### [How to complete this task]
Your response should be every line from the entries that includes the string "Comments".

### [Source records]
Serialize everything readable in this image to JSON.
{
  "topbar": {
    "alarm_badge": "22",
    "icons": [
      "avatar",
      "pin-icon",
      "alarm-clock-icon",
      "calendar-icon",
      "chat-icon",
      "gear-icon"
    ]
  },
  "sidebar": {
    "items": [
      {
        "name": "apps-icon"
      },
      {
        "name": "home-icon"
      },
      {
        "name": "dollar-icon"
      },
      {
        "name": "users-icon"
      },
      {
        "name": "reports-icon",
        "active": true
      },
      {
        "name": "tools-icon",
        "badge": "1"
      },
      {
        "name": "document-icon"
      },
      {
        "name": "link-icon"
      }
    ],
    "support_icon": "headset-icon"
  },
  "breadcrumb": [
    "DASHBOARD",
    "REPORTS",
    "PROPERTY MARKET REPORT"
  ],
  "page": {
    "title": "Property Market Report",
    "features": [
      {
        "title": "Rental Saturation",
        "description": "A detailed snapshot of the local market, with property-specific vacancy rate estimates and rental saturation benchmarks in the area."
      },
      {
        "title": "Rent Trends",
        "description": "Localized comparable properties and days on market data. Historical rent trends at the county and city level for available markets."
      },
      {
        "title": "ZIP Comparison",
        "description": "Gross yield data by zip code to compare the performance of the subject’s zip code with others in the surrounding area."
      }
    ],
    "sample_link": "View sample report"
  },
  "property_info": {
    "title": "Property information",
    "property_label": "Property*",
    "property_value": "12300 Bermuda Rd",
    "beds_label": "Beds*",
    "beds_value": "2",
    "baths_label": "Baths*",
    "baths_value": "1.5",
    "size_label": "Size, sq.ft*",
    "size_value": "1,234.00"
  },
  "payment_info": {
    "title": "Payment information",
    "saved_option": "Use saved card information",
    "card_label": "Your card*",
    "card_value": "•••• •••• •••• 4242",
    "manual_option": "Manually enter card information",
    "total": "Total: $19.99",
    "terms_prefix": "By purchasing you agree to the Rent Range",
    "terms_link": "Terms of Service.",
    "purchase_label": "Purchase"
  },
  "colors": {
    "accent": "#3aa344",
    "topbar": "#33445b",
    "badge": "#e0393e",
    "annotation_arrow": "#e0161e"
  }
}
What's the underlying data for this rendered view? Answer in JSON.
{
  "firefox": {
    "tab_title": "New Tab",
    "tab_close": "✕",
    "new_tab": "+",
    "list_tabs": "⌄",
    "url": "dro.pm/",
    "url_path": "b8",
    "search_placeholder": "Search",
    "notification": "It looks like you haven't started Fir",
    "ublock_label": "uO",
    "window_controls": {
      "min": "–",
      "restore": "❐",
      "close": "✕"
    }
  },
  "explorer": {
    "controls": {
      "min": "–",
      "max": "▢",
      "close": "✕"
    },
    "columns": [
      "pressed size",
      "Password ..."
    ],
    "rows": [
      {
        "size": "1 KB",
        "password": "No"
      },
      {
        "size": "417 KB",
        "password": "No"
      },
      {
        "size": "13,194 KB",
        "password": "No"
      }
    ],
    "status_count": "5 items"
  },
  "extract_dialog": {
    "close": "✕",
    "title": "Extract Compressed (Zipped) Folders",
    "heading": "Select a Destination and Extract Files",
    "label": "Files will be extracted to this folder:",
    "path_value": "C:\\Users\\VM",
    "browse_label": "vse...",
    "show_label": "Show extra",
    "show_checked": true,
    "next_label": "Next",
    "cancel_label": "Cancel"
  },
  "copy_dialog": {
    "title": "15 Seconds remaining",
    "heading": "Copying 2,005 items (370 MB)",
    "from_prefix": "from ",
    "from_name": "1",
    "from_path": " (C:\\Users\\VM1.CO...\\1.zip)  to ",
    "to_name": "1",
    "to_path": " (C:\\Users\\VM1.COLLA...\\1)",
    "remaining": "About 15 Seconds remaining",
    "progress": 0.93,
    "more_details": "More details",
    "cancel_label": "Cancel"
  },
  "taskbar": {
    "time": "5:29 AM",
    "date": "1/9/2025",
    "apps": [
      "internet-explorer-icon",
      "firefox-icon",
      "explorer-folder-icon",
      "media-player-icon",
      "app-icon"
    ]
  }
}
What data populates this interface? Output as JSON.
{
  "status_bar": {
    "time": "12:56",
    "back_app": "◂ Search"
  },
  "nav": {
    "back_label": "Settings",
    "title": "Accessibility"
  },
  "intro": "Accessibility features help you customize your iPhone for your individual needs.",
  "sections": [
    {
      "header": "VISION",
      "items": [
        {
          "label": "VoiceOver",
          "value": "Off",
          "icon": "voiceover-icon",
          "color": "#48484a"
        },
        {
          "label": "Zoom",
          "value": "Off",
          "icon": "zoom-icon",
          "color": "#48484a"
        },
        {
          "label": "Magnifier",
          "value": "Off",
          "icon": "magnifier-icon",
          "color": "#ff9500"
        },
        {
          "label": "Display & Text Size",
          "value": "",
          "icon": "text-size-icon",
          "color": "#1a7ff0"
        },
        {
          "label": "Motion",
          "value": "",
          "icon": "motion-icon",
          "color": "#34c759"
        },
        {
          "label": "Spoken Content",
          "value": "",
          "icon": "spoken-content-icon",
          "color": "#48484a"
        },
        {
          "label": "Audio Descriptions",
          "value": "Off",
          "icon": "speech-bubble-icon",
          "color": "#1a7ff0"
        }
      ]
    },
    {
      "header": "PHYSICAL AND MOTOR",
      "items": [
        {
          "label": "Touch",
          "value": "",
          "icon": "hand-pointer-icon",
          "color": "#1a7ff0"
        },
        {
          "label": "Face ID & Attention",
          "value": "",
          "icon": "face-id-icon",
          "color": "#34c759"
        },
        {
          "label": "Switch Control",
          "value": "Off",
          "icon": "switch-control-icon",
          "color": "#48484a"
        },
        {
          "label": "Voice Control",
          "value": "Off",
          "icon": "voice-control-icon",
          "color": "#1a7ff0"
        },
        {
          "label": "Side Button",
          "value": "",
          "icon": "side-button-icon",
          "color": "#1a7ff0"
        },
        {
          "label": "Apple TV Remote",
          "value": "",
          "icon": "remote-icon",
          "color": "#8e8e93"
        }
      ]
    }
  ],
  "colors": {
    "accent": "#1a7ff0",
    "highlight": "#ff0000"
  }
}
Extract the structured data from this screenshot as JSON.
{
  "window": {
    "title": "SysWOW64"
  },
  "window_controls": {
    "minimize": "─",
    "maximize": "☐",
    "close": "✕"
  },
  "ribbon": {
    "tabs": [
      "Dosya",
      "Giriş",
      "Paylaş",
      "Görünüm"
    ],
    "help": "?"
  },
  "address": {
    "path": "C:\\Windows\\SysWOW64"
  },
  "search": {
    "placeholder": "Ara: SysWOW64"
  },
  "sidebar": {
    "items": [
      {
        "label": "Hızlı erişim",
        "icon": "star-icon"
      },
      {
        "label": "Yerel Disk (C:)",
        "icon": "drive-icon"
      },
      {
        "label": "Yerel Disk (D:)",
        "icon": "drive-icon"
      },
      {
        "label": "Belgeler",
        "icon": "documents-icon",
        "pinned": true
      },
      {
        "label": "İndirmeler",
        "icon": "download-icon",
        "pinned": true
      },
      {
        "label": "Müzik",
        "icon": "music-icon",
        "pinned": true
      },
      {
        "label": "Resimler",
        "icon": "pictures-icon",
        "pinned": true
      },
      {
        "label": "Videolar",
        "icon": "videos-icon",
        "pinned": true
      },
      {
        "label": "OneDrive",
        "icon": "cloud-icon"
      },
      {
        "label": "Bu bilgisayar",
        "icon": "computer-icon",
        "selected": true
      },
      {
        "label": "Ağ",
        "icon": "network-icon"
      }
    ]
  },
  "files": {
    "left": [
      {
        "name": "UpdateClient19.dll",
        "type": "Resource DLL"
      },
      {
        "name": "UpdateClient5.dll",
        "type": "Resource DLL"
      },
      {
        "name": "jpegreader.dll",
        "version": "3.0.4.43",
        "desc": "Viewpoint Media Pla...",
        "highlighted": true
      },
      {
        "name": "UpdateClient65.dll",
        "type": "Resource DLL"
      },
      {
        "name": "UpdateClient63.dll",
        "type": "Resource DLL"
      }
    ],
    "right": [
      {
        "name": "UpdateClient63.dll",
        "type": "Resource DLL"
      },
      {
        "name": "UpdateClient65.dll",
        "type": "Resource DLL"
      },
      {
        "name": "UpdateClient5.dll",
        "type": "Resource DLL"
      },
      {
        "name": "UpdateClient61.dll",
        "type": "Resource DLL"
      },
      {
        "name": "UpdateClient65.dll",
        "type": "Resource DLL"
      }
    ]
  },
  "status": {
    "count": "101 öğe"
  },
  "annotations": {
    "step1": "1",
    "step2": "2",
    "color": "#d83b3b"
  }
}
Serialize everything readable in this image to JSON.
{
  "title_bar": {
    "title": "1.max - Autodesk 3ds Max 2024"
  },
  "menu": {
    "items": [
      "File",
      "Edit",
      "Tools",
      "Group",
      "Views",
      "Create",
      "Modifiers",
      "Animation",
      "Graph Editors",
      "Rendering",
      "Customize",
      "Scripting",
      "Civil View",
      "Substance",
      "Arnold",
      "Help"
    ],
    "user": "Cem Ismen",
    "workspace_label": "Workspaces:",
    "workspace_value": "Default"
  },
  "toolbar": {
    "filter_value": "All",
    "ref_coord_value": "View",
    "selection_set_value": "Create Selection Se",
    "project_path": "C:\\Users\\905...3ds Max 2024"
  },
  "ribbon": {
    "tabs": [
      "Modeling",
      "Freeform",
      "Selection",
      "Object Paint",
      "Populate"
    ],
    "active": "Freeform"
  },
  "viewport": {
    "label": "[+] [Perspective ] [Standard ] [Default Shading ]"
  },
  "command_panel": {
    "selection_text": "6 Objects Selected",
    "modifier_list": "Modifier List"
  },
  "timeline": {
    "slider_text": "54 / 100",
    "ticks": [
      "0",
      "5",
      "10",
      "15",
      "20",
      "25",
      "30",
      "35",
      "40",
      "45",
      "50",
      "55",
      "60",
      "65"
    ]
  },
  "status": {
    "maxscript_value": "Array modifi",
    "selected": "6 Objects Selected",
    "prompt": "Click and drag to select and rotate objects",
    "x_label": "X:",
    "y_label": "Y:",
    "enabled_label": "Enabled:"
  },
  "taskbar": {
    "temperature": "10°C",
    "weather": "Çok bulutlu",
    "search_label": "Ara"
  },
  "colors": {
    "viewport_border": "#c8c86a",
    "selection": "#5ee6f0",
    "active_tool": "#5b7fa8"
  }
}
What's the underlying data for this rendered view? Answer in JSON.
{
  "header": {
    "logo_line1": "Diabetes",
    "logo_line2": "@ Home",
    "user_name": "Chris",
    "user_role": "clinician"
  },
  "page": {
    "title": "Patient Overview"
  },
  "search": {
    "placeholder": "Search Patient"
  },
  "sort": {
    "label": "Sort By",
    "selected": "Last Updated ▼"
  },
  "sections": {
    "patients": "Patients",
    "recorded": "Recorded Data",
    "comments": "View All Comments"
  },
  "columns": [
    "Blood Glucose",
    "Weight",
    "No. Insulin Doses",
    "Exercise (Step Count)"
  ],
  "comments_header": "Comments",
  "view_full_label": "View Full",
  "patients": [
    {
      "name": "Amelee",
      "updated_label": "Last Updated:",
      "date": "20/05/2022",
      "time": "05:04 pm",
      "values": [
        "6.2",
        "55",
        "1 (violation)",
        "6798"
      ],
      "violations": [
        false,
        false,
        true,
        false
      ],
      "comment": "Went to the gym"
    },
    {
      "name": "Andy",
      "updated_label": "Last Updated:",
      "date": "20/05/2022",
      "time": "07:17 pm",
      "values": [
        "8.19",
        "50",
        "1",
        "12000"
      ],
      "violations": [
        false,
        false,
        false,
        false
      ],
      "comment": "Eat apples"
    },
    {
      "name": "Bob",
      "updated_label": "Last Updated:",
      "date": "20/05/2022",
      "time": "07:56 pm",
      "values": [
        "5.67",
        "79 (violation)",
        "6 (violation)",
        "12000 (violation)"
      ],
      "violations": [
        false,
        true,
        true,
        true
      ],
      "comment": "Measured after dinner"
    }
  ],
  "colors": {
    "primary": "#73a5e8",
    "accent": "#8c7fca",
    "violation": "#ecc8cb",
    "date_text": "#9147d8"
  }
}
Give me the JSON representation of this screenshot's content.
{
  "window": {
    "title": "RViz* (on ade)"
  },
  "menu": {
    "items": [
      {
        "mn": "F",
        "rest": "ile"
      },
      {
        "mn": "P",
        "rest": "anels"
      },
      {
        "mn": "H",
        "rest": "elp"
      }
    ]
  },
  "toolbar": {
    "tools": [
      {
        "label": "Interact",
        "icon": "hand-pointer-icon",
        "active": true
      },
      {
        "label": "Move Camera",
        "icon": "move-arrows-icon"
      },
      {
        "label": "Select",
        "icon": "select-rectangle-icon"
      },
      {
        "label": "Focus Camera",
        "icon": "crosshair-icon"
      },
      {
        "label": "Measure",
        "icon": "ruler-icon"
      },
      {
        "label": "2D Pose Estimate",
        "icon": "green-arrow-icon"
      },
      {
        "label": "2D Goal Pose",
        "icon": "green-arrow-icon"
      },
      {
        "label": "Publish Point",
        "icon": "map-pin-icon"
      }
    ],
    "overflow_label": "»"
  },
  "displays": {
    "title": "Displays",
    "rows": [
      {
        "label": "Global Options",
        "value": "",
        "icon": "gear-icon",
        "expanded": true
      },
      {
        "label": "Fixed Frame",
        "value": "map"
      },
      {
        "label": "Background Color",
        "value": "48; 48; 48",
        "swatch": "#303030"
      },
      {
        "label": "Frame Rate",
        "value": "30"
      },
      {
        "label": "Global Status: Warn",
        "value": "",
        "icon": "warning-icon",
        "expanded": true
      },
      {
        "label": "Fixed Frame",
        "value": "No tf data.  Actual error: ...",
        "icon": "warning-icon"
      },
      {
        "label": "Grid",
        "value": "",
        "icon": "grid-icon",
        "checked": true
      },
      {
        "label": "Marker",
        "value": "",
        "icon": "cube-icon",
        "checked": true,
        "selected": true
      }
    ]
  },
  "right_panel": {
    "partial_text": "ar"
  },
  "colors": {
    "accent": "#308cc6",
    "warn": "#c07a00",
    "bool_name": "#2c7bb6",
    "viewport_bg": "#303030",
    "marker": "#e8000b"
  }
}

### [Answer section]
    "comments": "View All Comments"
  "comments_header": "Comments",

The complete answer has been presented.